Posted on 22. Jul, 2014 by Jean Jacques Ohana in Weekly Focus

We have anticipated the euro’s strength for more than a year against the consensus.
The main forces behind the euro’s strength are still at work:

Current account in the Eurozone is still progressing due to uncooperative and simultaneous policies of competitiveness. The Eurozone current account is nearing 3% of GDP, implying recurrent repatriation of foreign currencies by [...]

The euro is not ready for a sell

Posted on 27. May, 2014 by Jean Jacques Ohana in Weekly Focus

The EUR/USD was undoubtedly hit in the aftermath of Draghi’s pledge to react to low inflation and low growth conditions in the Eurozone, dropping from around 1.40 down to 1.3650.

As a matter of fact, Riskelia’ s trend indicator (figure 1) which had been hovering around a significant 60% value since 2013, fell in slight positive [...]

ECB’s exchange rate guidance: a game changer? Probably not.

Posted on 17. Mar, 2014 by Jean Jacques Ohana in Weekly Focus

Last week, we experienced an interesting turnaround in the ECB communication. For the first time, the ECB expressed its concern regarding the level of the exchange rate, arguing that the euro strength aggravates the problem of insufficient inflation. The speech has had the desired effect on the euro but the impact has been quite short-lived, [...]

Is EUR/USD heading to 1.40?

Posted on 17. Feb, 2014 by Jean Jacques Ohana in Weekly Focus

The outlook of the dollar has been indecisive since Mario Draghi’s pledge to “do whatever it takes to save the euro” and the subsequent announcement of the QE3 Federal Reserve program. For sure, the emerging currencies have been hardly hit but the euro has served too as a repatriation currency during market stresses.

As showed in [...]

Playing the Eurozone disinflationary trend

Posted on 03. Feb, 2014 by Jean Jacques Ohana in Weekly Focus

The current emerging markets rout happens at the worst moment for Europe. As Eurozone countries have made the choice to export their way out of debt, they have made themselves increasingly vulnerable to the growth prospects in emerging economies.

The ongoing landing of the Chinese credit bubble and the sudden stop experienced by emerging countries running [...]

Easing of euro zone debt spreads, convergence of correlations

Posted on 06. Jan, 2014 by Jean Jacques Ohana in Weekly Focus

A slow convergence process of euro zone sovereign interest rates has started since the ECB considered the launch of the OMT program. The OMT is not a quantitative easing program, it’s a promise from the ECB to intervene as lender of last resort should a country ask for the help of the European Stability Mechanism [...]

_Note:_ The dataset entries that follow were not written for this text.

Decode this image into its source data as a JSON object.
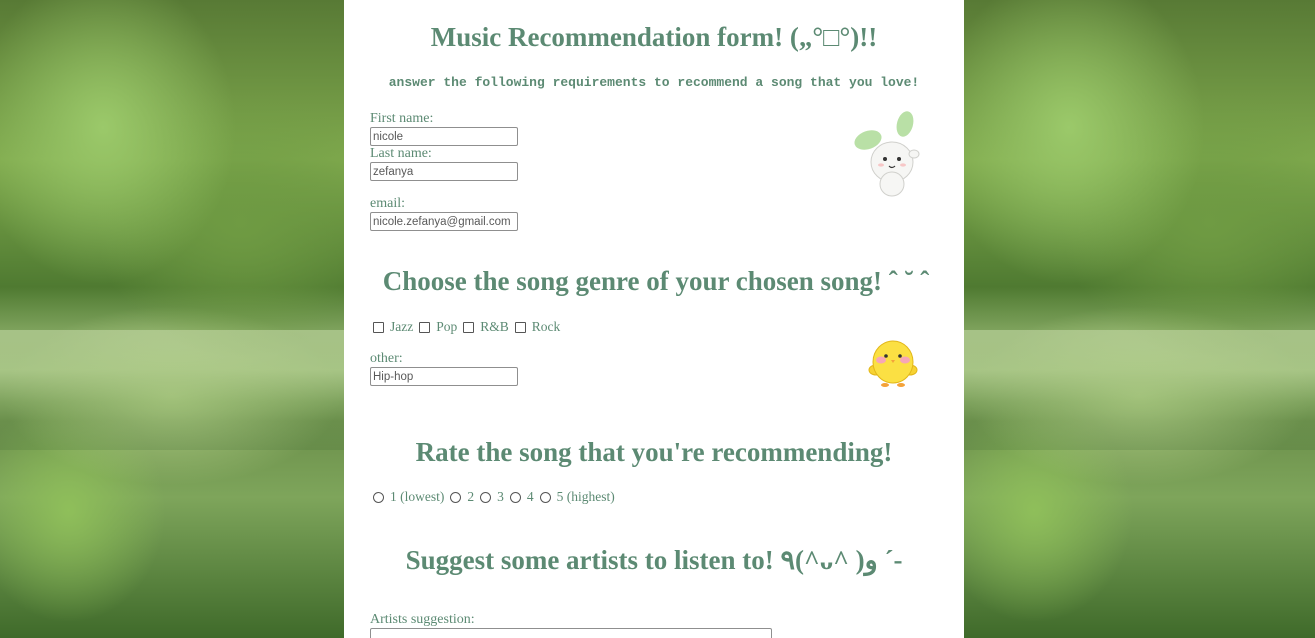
{
  "header": {
    "title": "Music Recommendation form! („°□°)!!",
    "subtitle": "answer the following requirements to recommend a song that you love!"
  },
  "personal": {
    "first_name_label": "First name:",
    "first_name_value": "nicole",
    "last_name_label": "Last name:",
    "last_name_value": "zefanya",
    "email_label": "email:",
    "email_value": "nicole.zefanya@gmail.com"
  },
  "genre": {
    "heading": "Choose the song genre of your chosen song! ˆ ˘ ˆ",
    "options": [
      "Jazz",
      "Pop",
      "R&B",
      "Rock"
    ],
    "other_label": "other:",
    "other_value": "Hip-hop"
  },
  "rating": {
    "heading": "Rate the song that you're recommending!",
    "options": [
      "1 (lowest)",
      "2",
      "3",
      "4",
      "5 (highest)"
    ]
  },
  "artists": {
    "heading": "Suggest some artists to listen to! ٩(^ᴗ^ )و ´-",
    "label": "Artists suggestion:"
  },
  "stickers": {
    "bunny": "bunny-sticker",
    "chick": "chick-sticker"
  },
  "colors": {
    "text": "#5c8a73",
    "panel": "#ffffff"
  }
}
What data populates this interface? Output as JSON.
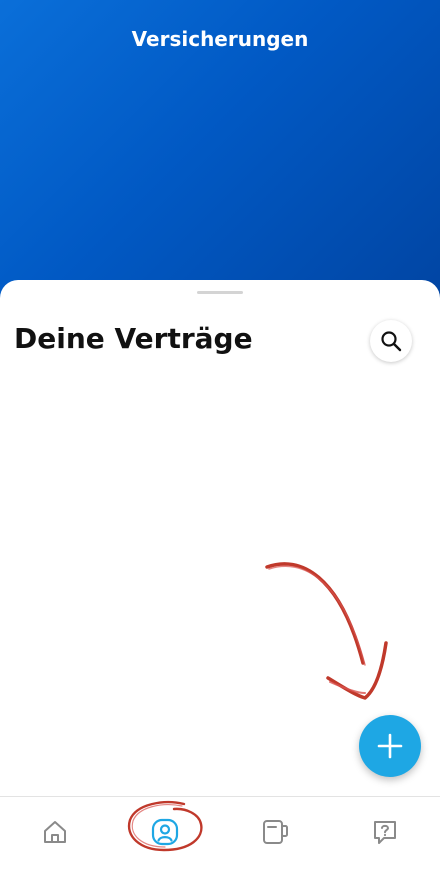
{
  "header": {
    "title": "Versicherungen"
  },
  "contracts": {
    "title": "Deine Verträge",
    "search_icon": "search-icon"
  },
  "fab": {
    "icon": "plus-icon"
  },
  "bottom_nav": {
    "items": [
      {
        "id": "home",
        "icon": "home-icon"
      },
      {
        "id": "profile",
        "icon": "user-circle-icon",
        "active": true
      },
      {
        "id": "contracts",
        "icon": "folder-icon"
      },
      {
        "id": "help",
        "icon": "help-chat-icon"
      }
    ]
  },
  "colors": {
    "header_gradient": [
      "#0a6fd9",
      "#0145a3"
    ],
    "accent": "#1ea7e4",
    "nav_icon": "#8a8a8a",
    "annotation": "#c0392b"
  }
}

Reading the 2014 financial scenarios through the lenses of 2013

Posted on 30. Dec, 2013 by Jean Jacques Ohana in Weekly Focus

A bird’s eye view of 2013 History will help us design some financial scenarios for 2014.
The main financial event of 2013 has been the remarkable decline in financial integration (figure 1) which translates a greater confidence in the financial system. Equities of developed countries have steadily risen whereas emerging markets have tumbled. Commodities-linked currencies have [...]

Financial consequences of the ECB’s impotence

Posted on 09. Dec, 2013 by Jean Jacques Ohana in Weekly Focus

Before the last ECB meeting, we could wish that several ECB council members were determined to fight the deflationary threat in the Euro zone southern countries (figure 1). For instance, the last surprise move of the ECB refi rate down to 0.25% seemed to show that the ECB wanted to move towards a proactive quantitative [...]

Why active risk balanced strategies make sense

Posted on 02. Dec, 2013 by Jean Jacques Ohana in Weekly Focus

Risk Parity strategy or more accurately risk balanced allocation is a methodology which consists in allocating risk to assets classes rather than capital.

An example is presented below for an unleveraged portfolio. A leverage (for example multiplying all allocations by a factor 2) may be used to match the performance of traditional asset allocation portfolios.

Risk allocation

Capital [...]

Italian Government bonds: Cosa succede esattamente?

Posted on 19. Nov, 2013 by Jean Jacques Ohana in Weekly Focus

Italy is the clearest loser of the euro zone crisis. Since 2010, the country has suffered from an overvalued currency and absurdly high private and public debts’ interest rates given its positive primary fiscal balance (before payment of interest rates).

As showed in figure 1, the borrowing costs of Spain and Italy depend much more on [...]